-- Exercise directions --
Copy out the data below as written; omit any images.

Saved data entries:
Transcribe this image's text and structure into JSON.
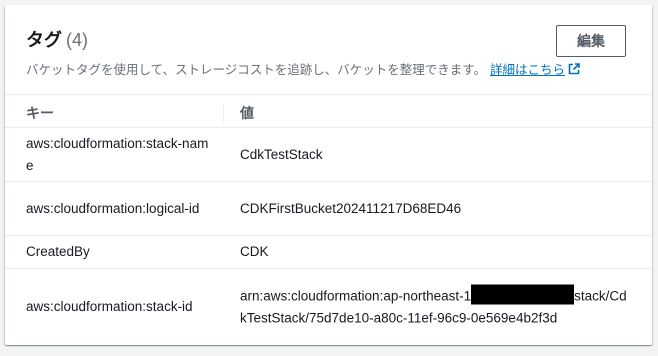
{
  "header": {
    "title": "タグ",
    "count": "(4)",
    "description": "バケットタグを使用して、ストレージコストを追跡し、バケットを整理できます。",
    "link_label": "詳細はこちら",
    "edit_label": "編集"
  },
  "table": {
    "columns": [
      "キー",
      "値"
    ],
    "rows": [
      {
        "key": "aws:cloudformation:stack-name",
        "value": "CdkTestStack"
      },
      {
        "key": "aws:cloudformation:logical-id",
        "value": "CDKFirstBucket202411217D68ED46"
      },
      {
        "key": "CreatedBy",
        "value": "CDK"
      },
      {
        "key": "aws:cloudformation:stack-id",
        "value_prefix": "arn:aws:cloudformation:ap-northeast-1",
        "value_suffix": "stack/CdkTestStack/75d7de10-a80c-11ef-96c9-0e569e4b2f3d"
      }
    ]
  },
  "colors": {
    "link": "#0073bb",
    "muted": "#687078",
    "border": "#eaeded"
  }
}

-- Your response --
Transcribe this image's text and structure into JSON.
{
  "header": {
    "title": "タグ",
    "count": "(4)",
    "description": "バケットタグを使用して、ストレージコストを追跡し、バケットを整理できます。",
    "link_label": "詳細はこちら",
    "edit_label": "編集"
  },
  "table": {
    "columns": [
      "キー",
      "値"
    ],
    "rows": [
      {
        "key": "aws:cloudformation:stack-name",
        "value": "CdkTestStack"
      },
      {
        "key": "aws:cloudformation:logical-id",
        "value": "CDKFirstBucket202411217D68ED46"
      },
      {
        "key": "CreatedBy",
        "value": "CDK"
      },
      {
        "key": "aws:cloudformation:stack-id",
        "value_prefix": "arn:aws:cloudformation:ap-northeast-1",
        "value_suffix": "stack/CdkTestStack/75d7de10-a80c-11ef-96c9-0e569e4b2f3d"
      }
    ]
  },
  "colors": {
    "link": "#0073bb",
    "muted": "#687078",
    "border": "#eaeded"
  }
}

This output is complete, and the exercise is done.